[Recorded data]
== Segment start ==

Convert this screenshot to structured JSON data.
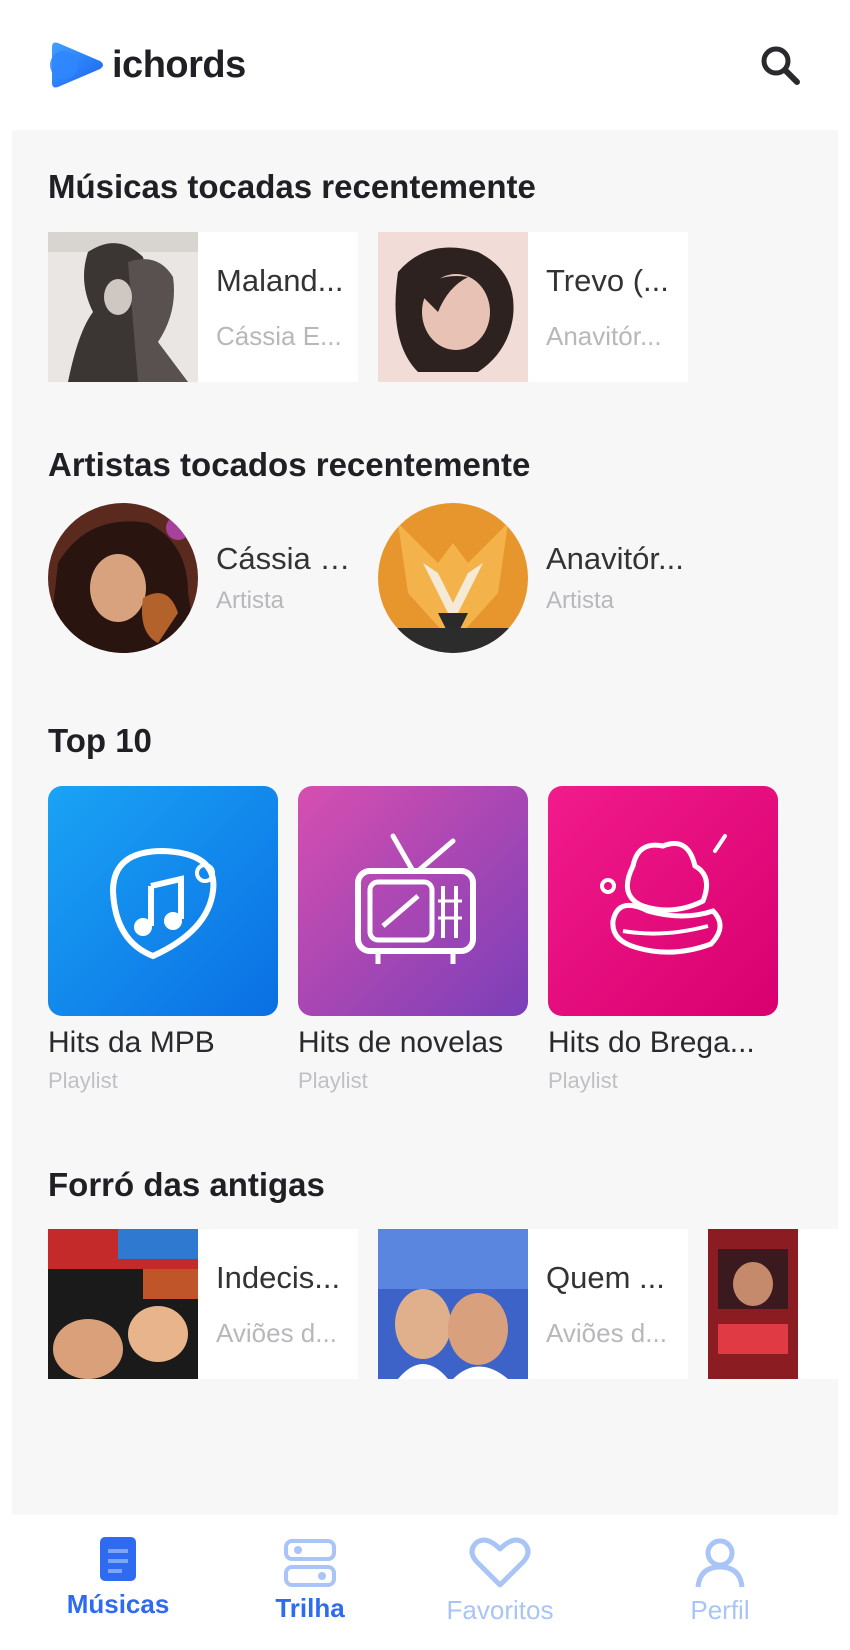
{
  "app": {
    "name": "ichords"
  },
  "colors": {
    "accent": "#2f6bf0",
    "accent_light": "#a9c4f6",
    "background": "#f7f7f8"
  },
  "header": {
    "search_icon": "search-icon"
  },
  "recent_songs": {
    "title": "Músicas tocadas recentemente",
    "items": [
      {
        "title": "Maland...",
        "artist": "Cássia E..."
      },
      {
        "title": "Trevo (...",
        "artist": "Anavitór..."
      }
    ]
  },
  "recent_artists": {
    "title": "Artistas tocados recentemente",
    "items": [
      {
        "name": "Cássia E...",
        "type": "Artista"
      },
      {
        "name": "Anavitór...",
        "type": "Artista"
      }
    ]
  },
  "top10": {
    "title": "Top 10",
    "items": [
      {
        "label": "Hits da MPB",
        "type": "Playlist",
        "icon": "guitar-pick-music-icon"
      },
      {
        "label": "Hits de novelas",
        "type": "Playlist",
        "icon": "tv-icon"
      },
      {
        "label": "Hits do Brega...",
        "type": "Playlist",
        "icon": "heart-lips-icon"
      }
    ]
  },
  "forro": {
    "title": "Forró das antigas",
    "items": [
      {
        "title": "Indecis...",
        "artist": "Aviões d..."
      },
      {
        "title": "Quem ...",
        "artist": "Aviões d..."
      }
    ]
  },
  "nav": {
    "items": [
      {
        "label": "Músicas",
        "icon": "music-file-icon",
        "active": true
      },
      {
        "label": "Trilha",
        "icon": "trail-icon",
        "active": false
      },
      {
        "label": "Favoritos",
        "icon": "heart-icon",
        "active": false
      },
      {
        "label": "Perfil",
        "icon": "user-icon",
        "active": false
      }
    ]
  }
}
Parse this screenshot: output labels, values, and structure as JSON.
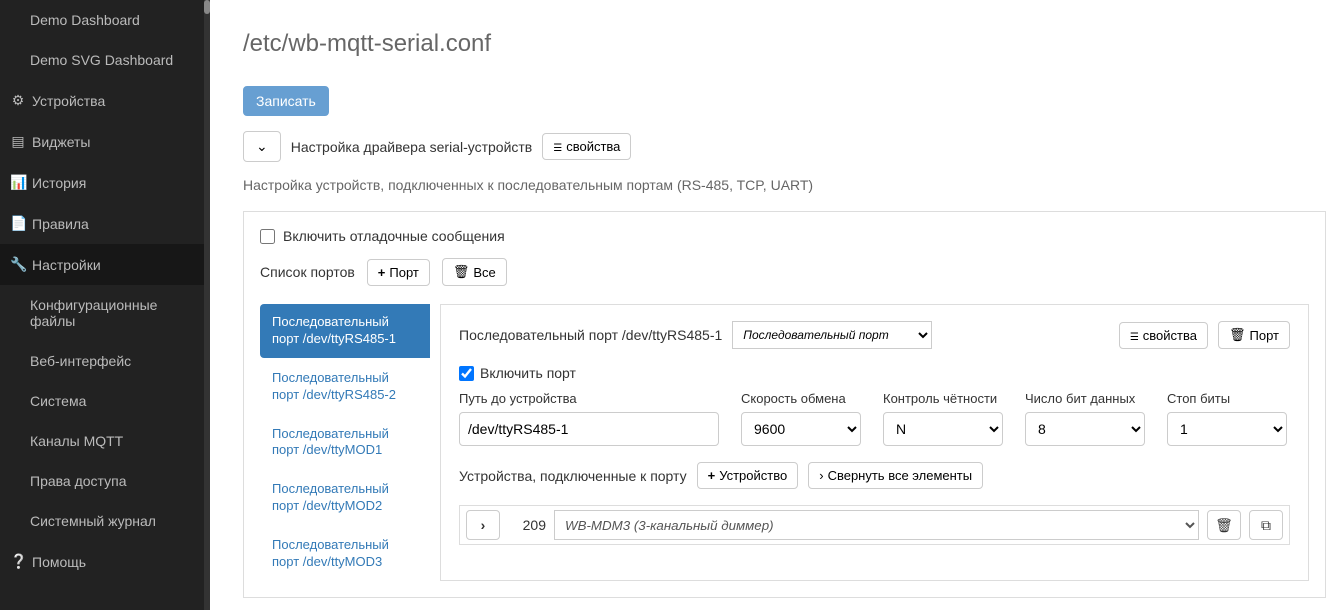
{
  "sidebar": {
    "items": [
      {
        "label": "Demo Dashboard",
        "icon": "",
        "sub": true
      },
      {
        "label": "Demo SVG Dashboard",
        "icon": "",
        "sub": true
      },
      {
        "label": "Устройства",
        "icon": "⚙"
      },
      {
        "label": "Виджеты",
        "icon": "▤"
      },
      {
        "label": "История",
        "icon": "📊"
      },
      {
        "label": "Правила",
        "icon": "📄"
      },
      {
        "label": "Настройки",
        "icon": "🔧",
        "active": true
      },
      {
        "label": "Конфигурационные файлы",
        "icon": "",
        "sub": true
      },
      {
        "label": "Веб-интерфейс",
        "icon": "",
        "sub": true
      },
      {
        "label": "Система",
        "icon": "",
        "sub": true
      },
      {
        "label": "Каналы MQTT",
        "icon": "",
        "sub": true
      },
      {
        "label": "Права доступа",
        "icon": "",
        "sub": true
      },
      {
        "label": "Системный журнал",
        "icon": "",
        "sub": true
      },
      {
        "label": "Помощь",
        "icon": "❔"
      }
    ]
  },
  "page": {
    "title": "/etc/wb-mqtt-serial.conf",
    "save_btn": "Записать",
    "driver_label": "Настройка драйвера serial-устройств",
    "props_btn": "свойства",
    "description": "Настройка устройств, подключенных к последовательным портам (RS-485, TCP, UART)",
    "debug_label": "Включить отладочные сообщения",
    "ports_list_label": "Список портов",
    "add_port_btn": "Порт",
    "all_btn": "Все"
  },
  "port_tabs": [
    {
      "label": "Последовательный порт /dev/ttyRS485-1",
      "active": true
    },
    {
      "label": "Последовательный порт /dev/ttyRS485-2"
    },
    {
      "label": "Последовательный порт /dev/ttyMOD1"
    },
    {
      "label": "Последовательный порт /dev/ttyMOD2"
    },
    {
      "label": "Последовательный порт /dev/ttyMOD3"
    }
  ],
  "detail": {
    "header_label": "Последовательный порт /dev/ttyRS485-1",
    "type_select": "Последовательный порт",
    "props_btn": "свойства",
    "delete_port_btn": "Порт",
    "enable_label": "Включить порт",
    "fields": {
      "path": {
        "label": "Путь до устройства",
        "value": "/dev/ttyRS485-1"
      },
      "baud": {
        "label": "Скорость обмена",
        "value": "9600"
      },
      "parity": {
        "label": "Контроль чётности",
        "value": "N"
      },
      "bits": {
        "label": "Число бит данных",
        "value": "8"
      },
      "stop": {
        "label": "Стоп биты",
        "value": "1"
      }
    },
    "devices_label": "Устройства, подключенные к порту",
    "add_device_btn": "Устройство",
    "collapse_btn": "Свернуть все элементы",
    "device": {
      "addr": "209",
      "name": "WB-MDM3 (3-канальный диммер)"
    }
  }
}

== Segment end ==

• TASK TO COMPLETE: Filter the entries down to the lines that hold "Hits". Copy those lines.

• ANSWER SPACE:
        "label": "Hits da MPB",
        "label": "Hits de novelas",
        "label": "Hits do Brega...",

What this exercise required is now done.